Each line below must be printed again exactly.
* * * * * * *
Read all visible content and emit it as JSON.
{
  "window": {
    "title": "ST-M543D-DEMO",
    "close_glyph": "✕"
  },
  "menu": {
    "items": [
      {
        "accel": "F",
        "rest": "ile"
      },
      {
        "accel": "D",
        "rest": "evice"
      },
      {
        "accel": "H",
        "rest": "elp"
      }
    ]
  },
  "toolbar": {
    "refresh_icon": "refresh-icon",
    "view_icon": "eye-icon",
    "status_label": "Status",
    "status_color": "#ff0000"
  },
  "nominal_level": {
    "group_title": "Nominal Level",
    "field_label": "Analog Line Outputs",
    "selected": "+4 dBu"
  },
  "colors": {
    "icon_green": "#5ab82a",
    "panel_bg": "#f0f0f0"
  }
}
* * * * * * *
Problem solution:
Read all visible content and emit it as JSON.
{
  "window": {
    "title": "ST-M543D-DEMO",
    "close_glyph": "✕"
  },
  "menu": {
    "items": [
      {
        "accel": "F",
        "rest": "ile"
      },
      {
        "accel": "D",
        "rest": "evice"
      },
      {
        "accel": "H",
        "rest": "elp"
      }
    ]
  },
  "toolbar": {
    "refresh_icon": "refresh-icon",
    "view_icon": "eye-icon",
    "status_label": "Status",
    "status_color": "#ff0000"
  },
  "nominal_level": {
    "group_title": "Nominal Level",
    "field_label": "Analog Line Outputs",
    "selected": "+4 dBu"
  },
  "colors": {
    "icon_green": "#5ab82a",
    "panel_bg": "#f0f0f0"
  }
}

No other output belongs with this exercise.